▸ Exercise goal
Copy the data below. Keep every line exactly as it is.

══ Data extract ══

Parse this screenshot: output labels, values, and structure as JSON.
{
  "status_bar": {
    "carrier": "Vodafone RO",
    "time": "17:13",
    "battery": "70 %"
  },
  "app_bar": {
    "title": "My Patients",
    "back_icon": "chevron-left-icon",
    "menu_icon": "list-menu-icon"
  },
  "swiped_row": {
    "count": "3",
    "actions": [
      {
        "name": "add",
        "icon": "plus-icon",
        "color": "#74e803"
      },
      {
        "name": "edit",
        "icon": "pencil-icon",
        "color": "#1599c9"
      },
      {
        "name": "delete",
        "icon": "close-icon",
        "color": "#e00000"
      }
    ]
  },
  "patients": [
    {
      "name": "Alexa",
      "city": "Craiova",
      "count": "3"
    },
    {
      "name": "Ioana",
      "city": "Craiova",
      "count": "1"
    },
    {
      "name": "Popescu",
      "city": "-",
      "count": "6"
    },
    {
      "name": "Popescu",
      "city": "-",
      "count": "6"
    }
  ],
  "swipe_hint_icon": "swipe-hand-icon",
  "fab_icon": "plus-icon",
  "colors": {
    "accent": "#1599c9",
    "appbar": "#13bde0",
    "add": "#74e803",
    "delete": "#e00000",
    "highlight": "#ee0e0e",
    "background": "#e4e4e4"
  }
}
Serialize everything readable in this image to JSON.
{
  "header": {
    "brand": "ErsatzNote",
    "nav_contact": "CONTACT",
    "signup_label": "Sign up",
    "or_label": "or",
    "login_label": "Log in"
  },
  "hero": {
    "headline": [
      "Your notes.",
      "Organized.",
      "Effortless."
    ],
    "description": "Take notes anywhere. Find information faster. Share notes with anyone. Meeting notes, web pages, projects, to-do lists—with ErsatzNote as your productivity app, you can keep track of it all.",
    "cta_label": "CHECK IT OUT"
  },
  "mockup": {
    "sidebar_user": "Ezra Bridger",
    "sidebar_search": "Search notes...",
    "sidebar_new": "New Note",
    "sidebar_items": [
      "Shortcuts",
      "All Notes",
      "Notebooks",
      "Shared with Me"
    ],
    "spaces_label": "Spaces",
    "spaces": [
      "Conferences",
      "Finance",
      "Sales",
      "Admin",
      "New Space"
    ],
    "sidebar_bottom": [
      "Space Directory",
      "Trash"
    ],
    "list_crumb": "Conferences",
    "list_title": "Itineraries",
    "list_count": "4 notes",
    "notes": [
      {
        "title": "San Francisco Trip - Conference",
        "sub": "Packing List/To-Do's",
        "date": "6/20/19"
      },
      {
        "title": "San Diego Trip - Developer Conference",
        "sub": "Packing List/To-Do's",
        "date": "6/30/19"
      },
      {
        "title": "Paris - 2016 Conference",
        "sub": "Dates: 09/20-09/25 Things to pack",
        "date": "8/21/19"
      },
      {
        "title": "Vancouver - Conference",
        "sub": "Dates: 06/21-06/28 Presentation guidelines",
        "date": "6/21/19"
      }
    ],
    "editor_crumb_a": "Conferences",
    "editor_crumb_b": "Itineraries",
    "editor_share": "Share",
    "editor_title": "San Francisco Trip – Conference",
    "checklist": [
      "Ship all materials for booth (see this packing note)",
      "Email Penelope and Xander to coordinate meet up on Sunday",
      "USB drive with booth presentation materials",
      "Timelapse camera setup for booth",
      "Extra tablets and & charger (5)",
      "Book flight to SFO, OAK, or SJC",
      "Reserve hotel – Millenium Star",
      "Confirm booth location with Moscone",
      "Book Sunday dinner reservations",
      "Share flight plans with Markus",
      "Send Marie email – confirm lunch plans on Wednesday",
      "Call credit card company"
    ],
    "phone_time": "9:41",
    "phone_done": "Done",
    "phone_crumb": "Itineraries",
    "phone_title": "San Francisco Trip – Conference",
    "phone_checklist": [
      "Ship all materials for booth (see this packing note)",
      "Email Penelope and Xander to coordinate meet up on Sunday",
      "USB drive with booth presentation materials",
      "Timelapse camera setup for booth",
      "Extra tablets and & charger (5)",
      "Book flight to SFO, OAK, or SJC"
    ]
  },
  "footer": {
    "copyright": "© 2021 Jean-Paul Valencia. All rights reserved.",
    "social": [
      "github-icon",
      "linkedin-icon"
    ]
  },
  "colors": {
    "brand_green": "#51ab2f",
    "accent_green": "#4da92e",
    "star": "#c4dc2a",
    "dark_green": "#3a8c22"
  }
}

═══

▸ Result below
Parse this screenshot: output labels, values, and structure as JSON.
{
  "status_bar": {
    "carrier": "Vodafone RO",
    "time": "17:13",
    "battery": "70 %"
  },
  "app_bar": {
    "title": "My Patients",
    "back_icon": "chevron-left-icon",
    "menu_icon": "list-menu-icon"
  },
  "swiped_row": {
    "count": "3",
    "actions": [
      {
        "name": "add",
        "icon": "plus-icon",
        "color": "#74e803"
      },
      {
        "name": "edit",
        "icon": "pencil-icon",
        "color": "#1599c9"
      },
      {
        "name": "delete",
        "icon": "close-icon",
        "color": "#e00000"
      }
    ]
  },
  "patients": [
    {
      "name": "Alexa",
      "city": "Craiova",
      "count": "3"
    },
    {
      "name": "Ioana",
      "city": "Craiova",
      "count": "1"
    },
    {
      "name": "Popescu",
      "city": "-",
      "count": "6"
    },
    {
      "name": "Popescu",
      "city": "-",
      "count": "6"
    }
  ],
  "swipe_hint_icon": "swipe-hand-icon",
  "fab_icon": "plus-icon",
  "colors": {
    "accent": "#1599c9",
    "appbar": "#13bde0",
    "add": "#74e803",
    "delete": "#e00000",
    "highlight": "#ee0e0e",
    "background": "#e4e4e4"
  }
}
Serialize everything readable in this image to JSON.
{
  "header": {
    "brand": "ErsatzNote",
    "nav_contact": "CONTACT",
    "signup_label": "Sign up",
    "or_label": "or",
    "login_label": "Log in"
  },
  "hero": {
    "headline": [
      "Your notes.",
      "Organized.",
      "Effortless."
    ],
    "description": "Take notes anywhere. Find information faster. Share notes with anyone. Meeting notes, web pages, projects, to-do lists—with ErsatzNote as your productivity app, you can keep track of it all.",
    "cta_label": "CHECK IT OUT"
  },
  "mockup": {
    "sidebar_user": "Ezra Bridger",
    "sidebar_search": "Search notes...",
    "sidebar_new": "New Note",
    "sidebar_items": [
      "Shortcuts",
      "All Notes",
      "Notebooks",
      "Shared with Me"
    ],
    "spaces_label": "Spaces",
    "spaces": [
      "Conferences",
      "Finance",
      "Sales",
      "Admin",
      "New Space"
    ],
    "sidebar_bottom": [
      "Space Directory",
      "Trash"
    ],
    "list_crumb": "Conferences",
    "list_title": "Itineraries",
    "list_count": "4 notes",
    "notes": [
      {
        "title": "San Francisco Trip - Conference",
        "sub": "Packing List/To-Do's",
        "date": "6/20/19"
      },
      {
        "title": "San Diego Trip - Developer Conference",
        "sub": "Packing List/To-Do's",
        "date": "6/30/19"
      },
      {
        "title": "Paris - 2016 Conference",
        "sub": "Dates: 09/20-09/25 Things to pack",
        "date": "8/21/19"
      },
      {
        "title": "Vancouver - Conference",
        "sub": "Dates: 06/21-06/28 Presentation guidelines",
        "date": "6/21/19"
      }
    ],
    "editor_crumb_a": "Conferences",
    "editor_crumb_b": "Itineraries",
    "editor_share": "Share",
    "editor_title": "San Francisco Trip – Conference",
    "checklist": [
      "Ship all materials for booth (see this packing note)",
      "Email Penelope and Xander to coordinate meet up on Sunday",
      "USB drive with booth presentation materials",
      "Timelapse camera setup for booth",
      "Extra tablets and & charger (5)",
      "Book flight to SFO, OAK, or SJC",
      "Reserve hotel – Millenium Star",
      "Confirm booth location with Moscone",
      "Book Sunday dinner reservations",
      "Share flight plans with Markus",
      "Send Marie email – confirm lunch plans on Wednesday",
      "Call credit card company"
    ],
    "phone_time": "9:41",
    "phone_done": "Done",
    "phone_crumb": "Itineraries",
    "phone_title": "San Francisco Trip – Conference",
    "phone_checklist": [
      "Ship all materials for booth (see this packing note)",
      "Email Penelope and Xander to coordinate meet up on Sunday",
      "USB drive with booth presentation materials",
      "Timelapse camera setup for booth",
      "Extra tablets and & charger (5)",
      "Book flight to SFO, OAK, or SJC"
    ]
  },
  "footer": {
    "copyright": "© 2021 Jean-Paul Valencia. All rights reserved.",
    "social": [
      "github-icon",
      "linkedin-icon"
    ]
  },
  "colors": {
    "brand_green": "#51ab2f",
    "accent_green": "#4da92e",
    "star": "#c4dc2a",
    "dark_green": "#3a8c22"
  }
}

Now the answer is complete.